The second factor is still something of a mystery, according to Schmitt. "Despite the fact that the reef has been literally wiped out, baby corals have been able to repopulate at an enormously high rate," he said. "That means adult corals somewhere else are producing coral larvae that are somehow ending up at Moorea."
Closer to home, the NSF funding of the Santa Barbara Coastal LTER will enable Dan Reed, principal investigator, to answer questions regarding environmental changes and human activities that impact kelp forests like the ones that exist just off the Santa Barbara coast.
"Kelp are what is considered by ecologists to be a foundation species," said Reed, "species that are of overwhelming importance to the community." While kelp may be considered something of a nuisance topside, with fronds getting tangled in the props of ocean-going craft, underneath the surface they provide habitat to numerous creatures, much like trees do. Also, according to Reed, kelp supports various human-related activities, from scuba-diving tourism to fisheries and other mariculture.
But with human activities intensifying along the coast over the past few decades, resulting in rainwater runoff and other pollutants, combined with the impact of acidification and a rise in sea temperature, it's important to understand the effects of such change on the health of the local kelp forest and all that depend on it. Work at the SBC LTER consists of recording the constant changes in the environment and the effects that these changes have on the kelp forest over time.
"We try to use those measurements to understand how the community is structured and how ecological functions in the kelp forest change over time in response to inputs," said Reed.
With the funding provided by the NSF grant, such research and data accumulation will continue as scientists of many disciplines –– from marine ecologists to oceanographers to hydrologists –– strive to uncover the impacts of the interactions between land and sea on kelp forest communities.
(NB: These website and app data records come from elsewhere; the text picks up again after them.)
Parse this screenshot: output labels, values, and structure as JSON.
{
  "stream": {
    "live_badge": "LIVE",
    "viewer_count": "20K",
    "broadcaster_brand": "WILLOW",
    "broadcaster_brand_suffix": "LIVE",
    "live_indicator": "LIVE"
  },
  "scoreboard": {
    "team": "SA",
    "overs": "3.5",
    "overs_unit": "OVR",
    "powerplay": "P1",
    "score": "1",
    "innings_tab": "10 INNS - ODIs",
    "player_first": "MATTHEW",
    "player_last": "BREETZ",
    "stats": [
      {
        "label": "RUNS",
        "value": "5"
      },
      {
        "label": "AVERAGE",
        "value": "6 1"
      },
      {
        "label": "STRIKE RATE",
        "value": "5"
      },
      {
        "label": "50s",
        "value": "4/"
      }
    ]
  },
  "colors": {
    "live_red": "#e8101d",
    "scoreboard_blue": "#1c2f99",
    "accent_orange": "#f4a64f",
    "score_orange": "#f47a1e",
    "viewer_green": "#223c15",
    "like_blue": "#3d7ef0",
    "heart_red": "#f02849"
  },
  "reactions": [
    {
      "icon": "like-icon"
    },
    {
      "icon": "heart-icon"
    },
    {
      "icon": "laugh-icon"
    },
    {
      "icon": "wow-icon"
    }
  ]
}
"I think UCSB is known for its very interdisciplinary research, open borders and collaborative spirit," said Reed. That culture, he said, has led to the campus's success in integrating research across many departments, which in turn has resulted in the strength of the 13-year-old LTER.